Prize-winning author Reyna Grande told a crowd of students at Petaluma High School on Tuesday that her new memoir "The Distance Between Us" isn't just her story, but her family's.

But for many of the students in the audience, it's their story, too.

"The Distance Between Us" tells the story of Grande's family after her father leaves their hometown in Mexico for the U.S. to find work, after her mother also leaves, and what happens to a family left behind in deep poverty and emotional turmoil. It also tells the tale of what happens to that same family when they are brought back together after years have passed and lives have changed.

"It was really hard to reconnect," Grande said of life in Los Angeles with her father, eight years after he first left their hometown of Iguala. "There were so many things he didn't know about me and there were so many things I didn't know about him."

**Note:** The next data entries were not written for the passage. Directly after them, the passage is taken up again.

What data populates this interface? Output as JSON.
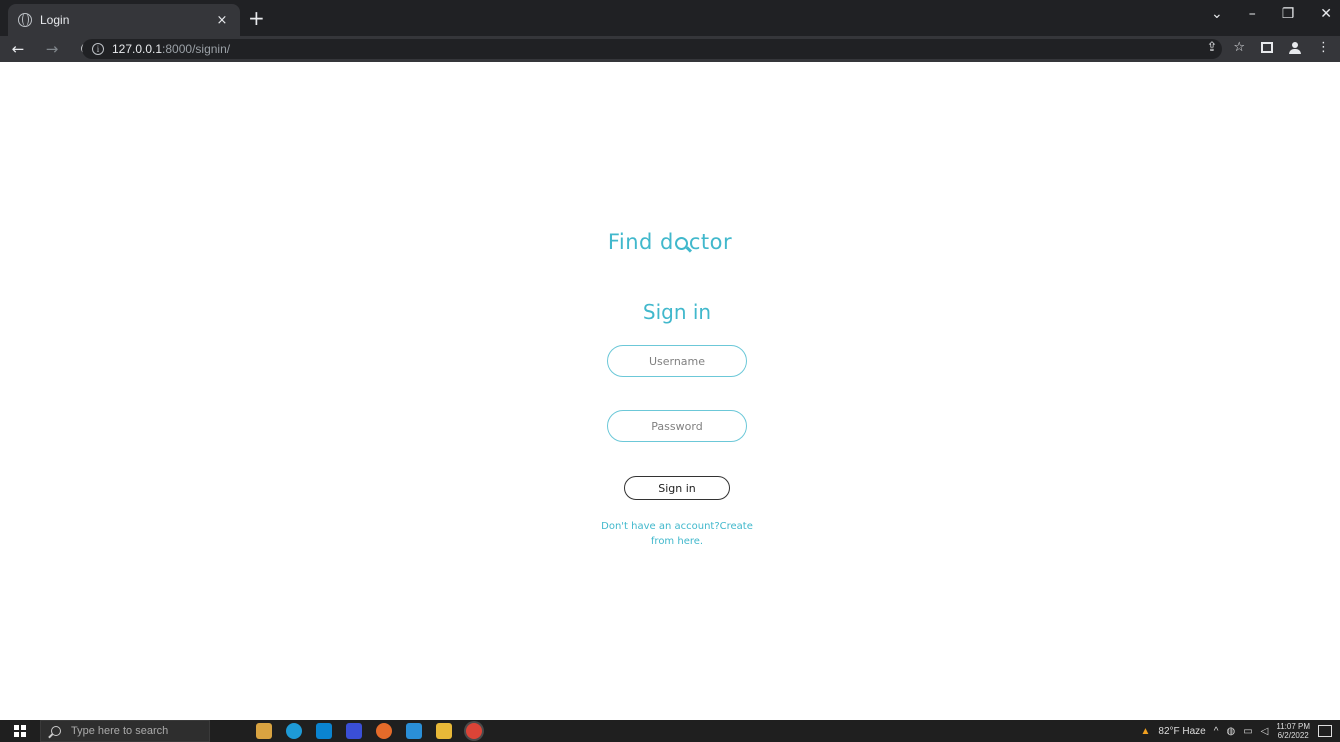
{
  "browser": {
    "tab_title": "Login",
    "tab_close": "×",
    "new_tab": "+",
    "url_host": "127.0.0.1",
    "url_rest": ":8000/signin/",
    "window_controls": [
      "⌄",
      "–",
      "❐",
      "✕"
    ],
    "nav": {
      "back": "←",
      "forward": "→",
      "reload": "C"
    }
  },
  "page": {
    "brand_prefix": "Find d",
    "brand_suffix": "ctor",
    "heading": "Sign in",
    "username_placeholder": "Username",
    "password_placeholder": "Password",
    "signin_button": "Sign in",
    "signup_link": "Don't have an account?Create from here."
  },
  "taskbar": {
    "search_placeholder": "Type here to search",
    "weather": "82°F Haze",
    "time": "11:07 PM",
    "date": "6/2/2022"
  },
  "colors": {
    "accent": "#41b8cc",
    "chrome_dark": "#202124",
    "chrome_mid": "#35363a"
  }
}
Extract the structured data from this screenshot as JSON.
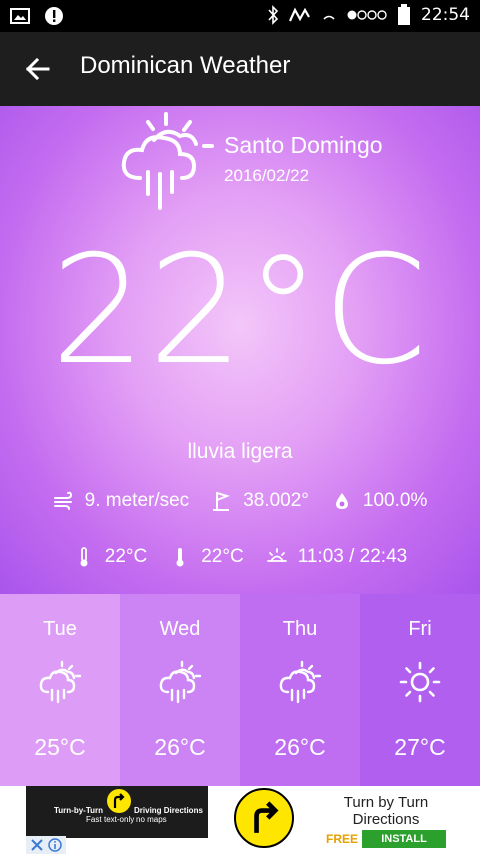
{
  "status_bar": {
    "time": "22:54"
  },
  "app_bar": {
    "title": "Dominican Weather"
  },
  "location": {
    "city": "Santo Domingo",
    "date": "2016/02/22"
  },
  "current": {
    "temperature": "22°C",
    "description": "lluvia ligera",
    "wind": "9. meter/sec",
    "wind_direction": "38.002°",
    "humidity": "100.0%",
    "temp_min": "22°C",
    "temp_max": "22°C",
    "sun_times": "11:03 / 22:43"
  },
  "forecast": [
    {
      "day": "Tue",
      "temp": "25°C",
      "icon": "cloud-rain-sun-icon",
      "bg": "#dd9df7"
    },
    {
      "day": "Wed",
      "temp": "26°C",
      "icon": "cloud-rain-sun-icon",
      "bg": "#cc84f4"
    },
    {
      "day": "Thu",
      "temp": "26°C",
      "icon": "cloud-rain-sun-icon",
      "bg": "#bf6ef2"
    },
    {
      "day": "Fri",
      "temp": "27°C",
      "icon": "sun-icon",
      "bg": "#b05fef"
    }
  ],
  "ad": {
    "banner_left_title": "Turn-by-Turn",
    "banner_left_sub": "Driving Directions",
    "banner_left_note1": "Fast",
    "banner_left_note2": "text-only",
    "banner_left_note3": "no maps",
    "title": "Turn by Turn Directions",
    "free_label": "FREE",
    "install_label": "INSTALL"
  },
  "colors": {
    "app_bar": "#1e1e1e",
    "accent": "#c56df0"
  }
}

Grande spent more than three hours Tuesday speaking with Petaluma High School students, followed by a community reading at the high school Tuesday night. Grande will speak with students at Casa Grande today.

The author's visits were paid for by both high schools.

Petaluma High School librarian Connie Williams likened Grande's visit to that of a rock star after the reaction the book got in Christina Lee's English language development classes, where select chapters were read.

"Ms. Lee said she was reading with the kids, they were so incredibly taken by the book that they wanted to read the whole book," Williams said.

That's when Principal David Stirrat stepped in and offered to buy a set of 25 books for Lee's classroom at a cost of about $600 from the campus discretionary fund.

"When you think about education budgets, when you have kids who say, 'Hey, I really want to read a book,' that becomes priority one," he said. "They said, 'Those are our books.' You don't hear that with 'Lord of the Flies' or 'Macbeth.' "

Students in Grande's afternoon reading peppered the 37-year-old author with questions: What did her father think of the book? How is her relationship with her younger brother? When did she decide she enjoyed writing?

Grande, who published two novels before writing the memoir, said it was, in part, a gift to her two children.

"If I were to die today, my children would be able to find their mother in this book," she said.

The Los Angeles Times called the book "unforgettable," "brutally honest," -- "the 'Angela's Ashes' of the modern Mexican immigrant experience." It is nominated for the National Book Critics Circle Award.

Sophomore Juan Ortiz called the book a revelation -- a story that was something like his.

"I really haven't been able to read Latino books, it's just outstanding," he said. "I came (to the U.S.) at 3, I also lived in L.A. with my father while my mother was back there (in Mexico)."

"It made me feel like I was in her shoes, that I could feel what she felt," he said.

The book moved sophomore Miguel Arango, whose father left Mexico, and his wife and children, for the United States when Miguel was 4. When he returned, Miguel's younger sister didn't recognize him.

"Me and my two older brothers went to hug him and my sister would cry and say, 'Who is this man?' " he said.

The novel was equally compelling for other students in Lee's class, according to Arango.

"It's a noisy class usually. When we are reading it, it gets quiet," he said.

Staff Writer Kerry Benefield writes an education blog at extracredit.blogs.pressdemocrat.com. She can be reached at 526-8671, kerry.benefield@press democrat.com or on Twitter @benefield.